» **INSTRUCTIONS TO FOLLOW**
Exactly as they appear, set down all of the records.

» **Extracted data entries**
---

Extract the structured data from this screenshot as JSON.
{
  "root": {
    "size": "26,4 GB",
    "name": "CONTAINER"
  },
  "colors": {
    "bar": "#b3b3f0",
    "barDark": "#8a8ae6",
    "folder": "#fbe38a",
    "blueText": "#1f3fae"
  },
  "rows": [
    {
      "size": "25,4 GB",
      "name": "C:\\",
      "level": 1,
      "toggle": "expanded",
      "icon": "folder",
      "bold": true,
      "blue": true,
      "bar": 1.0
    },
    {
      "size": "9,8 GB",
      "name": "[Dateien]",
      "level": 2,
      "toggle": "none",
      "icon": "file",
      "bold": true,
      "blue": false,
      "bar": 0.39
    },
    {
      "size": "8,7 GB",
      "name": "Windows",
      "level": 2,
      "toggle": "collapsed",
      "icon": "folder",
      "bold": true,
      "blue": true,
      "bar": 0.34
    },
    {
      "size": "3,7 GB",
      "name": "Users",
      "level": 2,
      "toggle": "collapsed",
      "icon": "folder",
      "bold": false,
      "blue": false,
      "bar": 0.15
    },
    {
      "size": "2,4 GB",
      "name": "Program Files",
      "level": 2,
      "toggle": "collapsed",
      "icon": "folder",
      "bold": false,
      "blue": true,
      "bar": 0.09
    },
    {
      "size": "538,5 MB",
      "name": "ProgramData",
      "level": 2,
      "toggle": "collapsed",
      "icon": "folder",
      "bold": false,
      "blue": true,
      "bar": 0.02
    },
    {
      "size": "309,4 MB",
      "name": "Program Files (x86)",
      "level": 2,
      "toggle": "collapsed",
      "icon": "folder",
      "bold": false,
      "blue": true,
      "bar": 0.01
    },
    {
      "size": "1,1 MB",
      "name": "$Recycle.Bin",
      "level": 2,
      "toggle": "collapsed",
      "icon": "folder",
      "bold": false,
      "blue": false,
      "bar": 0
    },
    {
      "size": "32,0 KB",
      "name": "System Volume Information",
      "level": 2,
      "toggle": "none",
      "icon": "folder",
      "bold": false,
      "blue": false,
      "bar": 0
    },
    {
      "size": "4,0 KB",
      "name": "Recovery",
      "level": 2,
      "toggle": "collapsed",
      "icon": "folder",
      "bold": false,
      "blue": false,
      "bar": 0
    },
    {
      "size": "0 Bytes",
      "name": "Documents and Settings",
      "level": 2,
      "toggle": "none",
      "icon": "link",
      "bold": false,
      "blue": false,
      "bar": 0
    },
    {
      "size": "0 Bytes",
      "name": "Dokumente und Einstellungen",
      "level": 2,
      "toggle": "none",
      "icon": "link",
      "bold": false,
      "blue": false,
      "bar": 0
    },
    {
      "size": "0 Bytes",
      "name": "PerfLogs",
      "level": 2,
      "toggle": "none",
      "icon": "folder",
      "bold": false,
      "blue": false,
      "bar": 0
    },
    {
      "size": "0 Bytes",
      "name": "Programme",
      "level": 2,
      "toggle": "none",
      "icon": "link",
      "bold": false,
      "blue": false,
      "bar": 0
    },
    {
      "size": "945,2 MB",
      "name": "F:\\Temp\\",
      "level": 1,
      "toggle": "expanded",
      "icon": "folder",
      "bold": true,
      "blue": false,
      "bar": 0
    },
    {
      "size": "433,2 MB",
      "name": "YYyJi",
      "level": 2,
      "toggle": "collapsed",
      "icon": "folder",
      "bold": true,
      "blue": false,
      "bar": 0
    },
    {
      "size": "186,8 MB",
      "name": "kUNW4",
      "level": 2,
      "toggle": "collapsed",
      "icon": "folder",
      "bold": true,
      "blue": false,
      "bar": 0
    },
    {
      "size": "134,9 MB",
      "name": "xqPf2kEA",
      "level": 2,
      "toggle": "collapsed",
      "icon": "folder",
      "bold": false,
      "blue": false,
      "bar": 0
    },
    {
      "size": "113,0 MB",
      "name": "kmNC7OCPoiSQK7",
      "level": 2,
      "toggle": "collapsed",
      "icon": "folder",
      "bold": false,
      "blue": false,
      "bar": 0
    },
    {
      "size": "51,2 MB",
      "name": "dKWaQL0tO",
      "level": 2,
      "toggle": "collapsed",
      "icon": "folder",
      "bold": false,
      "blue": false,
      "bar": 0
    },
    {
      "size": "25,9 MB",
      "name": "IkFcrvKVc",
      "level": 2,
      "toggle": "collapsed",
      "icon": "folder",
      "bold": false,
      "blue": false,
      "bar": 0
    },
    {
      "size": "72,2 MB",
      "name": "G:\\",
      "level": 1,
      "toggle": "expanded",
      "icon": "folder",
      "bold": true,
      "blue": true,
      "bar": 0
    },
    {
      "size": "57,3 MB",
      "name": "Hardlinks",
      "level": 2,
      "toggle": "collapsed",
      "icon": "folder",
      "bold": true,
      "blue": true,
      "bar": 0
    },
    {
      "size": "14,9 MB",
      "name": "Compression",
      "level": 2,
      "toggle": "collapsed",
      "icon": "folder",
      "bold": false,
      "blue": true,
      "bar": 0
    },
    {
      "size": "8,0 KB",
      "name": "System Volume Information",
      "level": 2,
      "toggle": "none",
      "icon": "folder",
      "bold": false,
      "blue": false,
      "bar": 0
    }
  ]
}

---

» **SOLUTION FOR THIS PROBLEM**
Extract the structured data from this screenshot as JSON.
{
  "root": {
    "size": "26,4 GB",
    "name": "CONTAINER"
  },
  "colors": {
    "bar": "#b3b3f0",
    "barDark": "#8a8ae6",
    "folder": "#fbe38a",
    "blueText": "#1f3fae"
  },
  "rows": [
    {
      "size": "25,4 GB",
      "name": "C:\\",
      "level": 1,
      "toggle": "expanded",
      "icon": "folder",
      "bold": true,
      "blue": true,
      "bar": 1.0
    },
    {
      "size": "9,8 GB",
      "name": "[Dateien]",
      "level": 2,
      "toggle": "none",
      "icon": "file",
      "bold": true,
      "blue": false,
      "bar": 0.39
    },
    {
      "size": "8,7 GB",
      "name": "Windows",
      "level": 2,
      "toggle": "collapsed",
      "icon": "folder",
      "bold": true,
      "blue": true,
      "bar": 0.34
    },
    {
      "size": "3,7 GB",
      "name": "Users",
      "level": 2,
      "toggle": "collapsed",
      "icon": "folder",
      "bold": false,
      "blue": false,
      "bar": 0.15
    },
    {
      "size": "2,4 GB",
      "name": "Program Files",
      "level": 2,
      "toggle": "collapsed",
      "icon": "folder",
      "bold": false,
      "blue": true,
      "bar": 0.09
    },
    {
      "size": "538,5 MB",
      "name": "ProgramData",
      "level": 2,
      "toggle": "collapsed",
      "icon": "folder",
      "bold": false,
      "blue": true,
      "bar": 0.02
    },
    {
      "size": "309,4 MB",
      "name": "Program Files (x86)",
      "level": 2,
      "toggle": "collapsed",
      "icon": "folder",
      "bold": false,
      "blue": true,
      "bar": 0.01
    },
    {
      "size": "1,1 MB",
      "name": "$Recycle.Bin",
      "level": 2,
      "toggle": "collapsed",
      "icon": "folder",
      "bold": false,
      "blue": false,
      "bar": 0
    },
    {
      "size": "32,0 KB",
      "name": "System Volume Information",
      "level": 2,
      "toggle": "none",
      "icon": "folder",
      "bold": false,
      "blue": false,
      "bar": 0
    },
    {
      "size": "4,0 KB",
      "name": "Recovery",
      "level": 2,
      "toggle": "collapsed",
      "icon": "folder",
      "bold": false,
      "blue": false,
      "bar": 0
    },
    {
      "size": "0 Bytes",
      "name": "Documents and Settings",
      "level": 2,
      "toggle": "none",
      "icon": "link",
      "bold": false,
      "blue": false,
      "bar": 0
    },
    {
      "size": "0 Bytes",
      "name": "Dokumente und Einstellungen",
      "level": 2,
      "toggle": "none",
      "icon": "link",
      "bold": false,
      "blue": false,
      "bar": 0
    },
    {
      "size": "0 Bytes",
      "name": "PerfLogs",
      "level": 2,
      "toggle": "none",
      "icon": "folder",
      "bold": false,
      "blue": false,
      "bar": 0
    },
    {
      "size": "0 Bytes",
      "name": "Programme",
      "level": 2,
      "toggle": "none",
      "icon": "link",
      "bold": false,
      "blue": false,
      "bar": 0
    },
    {
      "size": "945,2 MB",
      "name": "F:\\Temp\\",
      "level": 1,
      "toggle": "expanded",
      "icon": "folder",
      "bold": true,
      "blue": false,
      "bar": 0
    },
    {
      "size": "433,2 MB",
      "name": "YYyJi",
      "level": 2,
      "toggle": "collapsed",
      "icon": "folder",
      "bold": true,
      "blue": false,
      "bar": 0
    },
    {
      "size": "186,8 MB",
      "name": "kUNW4",
      "level": 2,
      "toggle": "collapsed",
      "icon": "folder",
      "bold": true,
      "blue": false,
      "bar": 0
    },
    {
      "size": "134,9 MB",
      "name": "xqPf2kEA",
      "level": 2,
      "toggle": "collapsed",
      "icon": "folder",
      "bold": false,
      "blue": false,
      "bar": 0
    },
    {
      "size": "113,0 MB",
      "name": "kmNC7OCPoiSQK7",
      "level": 2,
      "toggle": "collapsed",
      "icon": "folder",
      "bold": false,
      "blue": false,
      "bar": 0
    },
    {
      "size": "51,2 MB",
      "name": "dKWaQL0tO",
      "level": 2,
      "toggle": "collapsed",
      "icon": "folder",
      "bold": false,
      "blue": false,
      "bar": 0
    },
    {
      "size": "25,9 MB",
      "name": "IkFcrvKVc",
      "level": 2,
      "toggle": "collapsed",
      "icon": "folder",
      "bold": false,
      "blue": false,
      "bar": 0
    },
    {
      "size": "72,2 MB",
      "name": "G:\\",
      "level": 1,
      "toggle": "expanded",
      "icon": "folder",
      "bold": true,
      "blue": true,
      "bar": 0
    },
    {
      "size": "57,3 MB",
      "name": "Hardlinks",
      "level": 2,
      "toggle": "collapsed",
      "icon": "folder",
      "bold": true,
      "blue": true,
      "bar": 0
    },
    {
      "size": "14,9 MB",
      "name": "Compression",
      "level": 2,
      "toggle": "collapsed",
      "icon": "folder",
      "bold": false,
      "blue": true,
      "bar": 0
    },
    {
      "size": "8,0 KB",
      "name": "System Volume Information",
      "level": 2,
      "toggle": "none",
      "icon": "folder",
      "bold": false,
      "blue": false,
      "bar": 0
    }
  ]
}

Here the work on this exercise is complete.